A Republican senator leading the charge on updating little-known investment rules designed to protect national security said that he will soon introduce a bill aimed at reining in potentially dangerous deals done by China.
Senator John Cornyn, a member of the Republican leadership who is on the Senate Intelligence Committee, told the Council on Foreign Relations on Thursday that he was concerned by China's attempts to ensure that its military catches up to the U.S. Defense Department in terms of technology.
"China is using every tool at its disposal to close the technology gap between the United States and that country, and in the process, to eliminate our military's technological advantage," he said in his speech.
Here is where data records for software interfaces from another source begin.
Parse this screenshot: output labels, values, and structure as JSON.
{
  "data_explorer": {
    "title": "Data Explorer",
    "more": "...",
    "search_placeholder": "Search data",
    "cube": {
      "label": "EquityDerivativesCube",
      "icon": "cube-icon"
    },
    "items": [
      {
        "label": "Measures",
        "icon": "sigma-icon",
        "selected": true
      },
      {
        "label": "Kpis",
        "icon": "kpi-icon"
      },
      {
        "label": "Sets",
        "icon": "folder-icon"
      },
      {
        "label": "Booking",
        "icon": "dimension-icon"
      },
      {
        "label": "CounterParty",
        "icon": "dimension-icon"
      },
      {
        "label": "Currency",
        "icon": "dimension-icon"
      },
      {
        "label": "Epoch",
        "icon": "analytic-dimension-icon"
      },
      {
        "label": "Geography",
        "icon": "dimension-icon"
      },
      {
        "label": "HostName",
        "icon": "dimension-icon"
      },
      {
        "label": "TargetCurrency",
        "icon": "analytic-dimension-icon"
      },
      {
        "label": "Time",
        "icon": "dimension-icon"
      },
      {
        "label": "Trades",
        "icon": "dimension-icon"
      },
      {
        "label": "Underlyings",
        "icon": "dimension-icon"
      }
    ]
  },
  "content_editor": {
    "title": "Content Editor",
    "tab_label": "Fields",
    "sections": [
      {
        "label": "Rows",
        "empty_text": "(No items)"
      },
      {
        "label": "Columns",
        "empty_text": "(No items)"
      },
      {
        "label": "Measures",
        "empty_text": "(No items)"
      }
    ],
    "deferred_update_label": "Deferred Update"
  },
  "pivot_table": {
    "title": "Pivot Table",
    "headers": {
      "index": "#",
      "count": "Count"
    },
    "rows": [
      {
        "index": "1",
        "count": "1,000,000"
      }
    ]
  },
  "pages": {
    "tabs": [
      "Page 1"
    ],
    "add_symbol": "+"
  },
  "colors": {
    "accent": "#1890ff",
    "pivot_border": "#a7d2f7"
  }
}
Cornyn's office provided Reuters with a copy of the address on Monday.
To combat this, Cornyn plans to introduce a bill in Congress that would update the Committee on Foreign Investment in the United States, or CFIUS, an interagency panel led by the Treasury Department that reviews proposed transactions to ensure they do not pose a challenge to national security.
The law firm Covington and Burling LLP, which follows CFIUS, said in a note after the speech that it believed that Cornyn's proposed legislation "may ultimately become law."
"Senator Cornyn is among the most influential members of the Senate, and there appears to be an emerging bipartisan consensus that CFIUS should be strengthened," the firm said in an analysis on Friday.
Cornyn said the legislation would be called the Foreign Investment Risk Review Modernization Act, and would ensure that CFIUS focuses its investigations on countries which pose the biggest threat to the United States.
It would also give CFIUS the authority to look at a broader range of deals, including joint ventures based outside the United States and smaller, minority-position investments which would give the investing companies access to sensitive information, Cornyn said.
Cornyn's office did not respond to a query on Monday regarding when the bill would be introduced.
CFIUS already has a reputation for being tough on high-tech deals, and has been known in particular to block transactions that involve sophisticated semiconductors.
The bill will not expand the committee, which will disappoint those who had pushed for the Agriculture Department to become a member of the panel.
(Reporting by Diane Bartz; editing by Jonathan Oatis)